”Interactivity requires interpretative quality, but it does not have interpretative quality. It’s deep machine learning because a machine learns, it doesn’t interpret. If you use the wrong term like artificial intelligence because they are marketable and sexy, you erode the language in a way,” she said.
“Ad Hominem” by Alex Verhaest is on display as part of “The Archive of Unattained Future” exhibition at Barakat Seoul. (Barakat Seoul)
“You are ‘Change.’ That is the concept of the whole exhibition. You are the person who changes the reality. The title ‘Ad Hominem,’ is Latin for ‘argument on the man.’ Utopia is how you look at things whether they are dystopia or utopia, it is your view. Of course our view is based on the view that I have been taught through culture or education,” she said.

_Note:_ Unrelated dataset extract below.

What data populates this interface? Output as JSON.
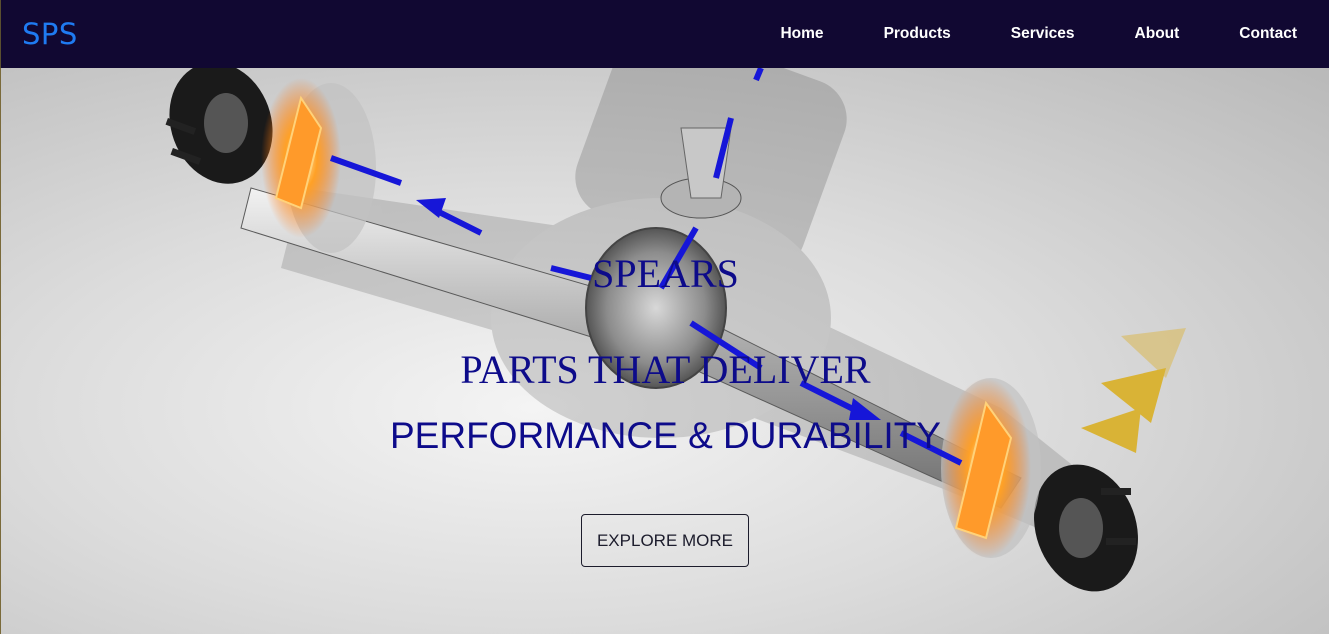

“Sofie also basically proposes (in her dissertation) — of course in a more complex way — we as humans we speak things that come from ideas that we have learned through other means,” she said. “Where is the limit of deep learning and interpretative learning? I don’t know.”
Based in Brussels and Amsterdam, Verhaest, the winner of the prestigious Golden Nica Ars Electronica, explores the means to communicate contemporary narratives and contemplates artistically the coexistent relationship of humans and machines. Narratives newly analyzed or depicted by Verhaest are presented as interactive images that float in the boundaries between photography, painting and film.
The exhibition runs through July 31. The gallery is closed Mondays.
By Park Yuna (firstname.lastname@example.org)